So what's it about? OK, you've got a love triangle between a father, a mother and a daughter. In true Electra-complex fashion, the girl fucks her dad and kills her mom. Later the daughter grows up to be a mad novelist -- is all the transgression of her past just her literary fancy? Does she even know? A young editorial assistant from her publishing house wants to find out, and his investigations into her sordid private life reveal things that … well, I don't want to blow it for you should you decide to stick it out on your own.

Strange Circus offers more than enough bizarre imagery and memorable moments to haunt you for years, especially if you're a newcomer to extreme Japanese cinema. Just wish Sono could have made it flow better ...

Friday, April 1, 2011

Rough Cut

When I was in Pusan in October, I saw a great film called Secret Reunion, an outstanding sophomore effort from director Jang Hun, and I knew I had to see his debut film, Rough Cut (2008). Although "Rough Cut" is a typically slick, slapped-on afterthought of an English title (the Korean title, Yeong-hwa-neun Yeong-hwa-da, translates as "A Movie is a Movie"), it describes the film fairly well. I get the pun: "rough cut" is an industry term, and there's a lot of fighting in the film. However in the case of the film itself, it's literally rough in the cutting. Some cuts are abrupt and confusing, like visual non-sequiturs. This is a common problem with first-time directors -- they're still getting their arms around the gargantuan responsibilities of film directing. Some things are bound to fall through the cracks. However, in the case of Rough Cut, the strengths far outweigh the weaknesses.

Jang Soo-ta (Kang Ji-hwan) is an actor with anger management issues and one hell of an attitude. His specialty is gangster pictures and he's as tough offscreen as on. Only problem is: kicking your fellow actors' asses for real on the set -- it's just not done. Soon nobody wants to work with Soo-ta. Enter Lee Kang-pae (So Ji-sub). He's a real gangster with a yen to be an actor. He has a run-in with Soo-ta early on, and, as you've no doubt guessed by now, winds up shooting a picture with him. He too has an interest in kicking ass for real (hey, it's his job), and proposes that the two men just go for it, no holds barred, in every fight scene. What results is somewhere between Fight Club and All About Eve.

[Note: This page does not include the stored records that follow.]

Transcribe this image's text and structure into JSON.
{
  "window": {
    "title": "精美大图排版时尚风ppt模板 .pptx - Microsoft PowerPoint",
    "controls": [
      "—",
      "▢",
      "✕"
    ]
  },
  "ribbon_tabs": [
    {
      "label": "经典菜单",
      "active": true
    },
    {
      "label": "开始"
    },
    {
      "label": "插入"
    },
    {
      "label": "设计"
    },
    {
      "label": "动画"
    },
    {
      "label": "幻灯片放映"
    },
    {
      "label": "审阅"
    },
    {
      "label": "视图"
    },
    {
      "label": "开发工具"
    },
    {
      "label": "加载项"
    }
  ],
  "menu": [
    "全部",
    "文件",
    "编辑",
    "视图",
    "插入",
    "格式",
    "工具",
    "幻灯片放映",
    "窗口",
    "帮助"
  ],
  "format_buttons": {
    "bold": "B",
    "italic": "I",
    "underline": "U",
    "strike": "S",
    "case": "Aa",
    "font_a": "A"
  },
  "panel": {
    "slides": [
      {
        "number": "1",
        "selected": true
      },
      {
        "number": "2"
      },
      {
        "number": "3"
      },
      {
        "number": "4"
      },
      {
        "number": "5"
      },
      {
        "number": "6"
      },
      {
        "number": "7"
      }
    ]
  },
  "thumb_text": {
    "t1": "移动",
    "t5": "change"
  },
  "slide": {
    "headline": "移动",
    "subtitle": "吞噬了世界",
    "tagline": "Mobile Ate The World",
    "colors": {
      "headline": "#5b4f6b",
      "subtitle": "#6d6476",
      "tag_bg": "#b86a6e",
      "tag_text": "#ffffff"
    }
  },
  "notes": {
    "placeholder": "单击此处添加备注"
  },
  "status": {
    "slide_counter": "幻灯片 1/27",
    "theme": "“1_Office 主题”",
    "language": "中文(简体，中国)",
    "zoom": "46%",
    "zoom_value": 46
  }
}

Given the premise, and the fact it's a Korean film, you can bet your bottom won there's gonna be wall-to-wall whoopass. The male leads are cool and tough, the love interest (Hong Soo-hyeon) is smokin' hot, the gangland b-story is tense, and the pace is relentless. Nevermind the occasional bad edit, Rough Cut is a gripping, brutal adrenaline rush from beginning to end. And Jang Hun is a director to watch.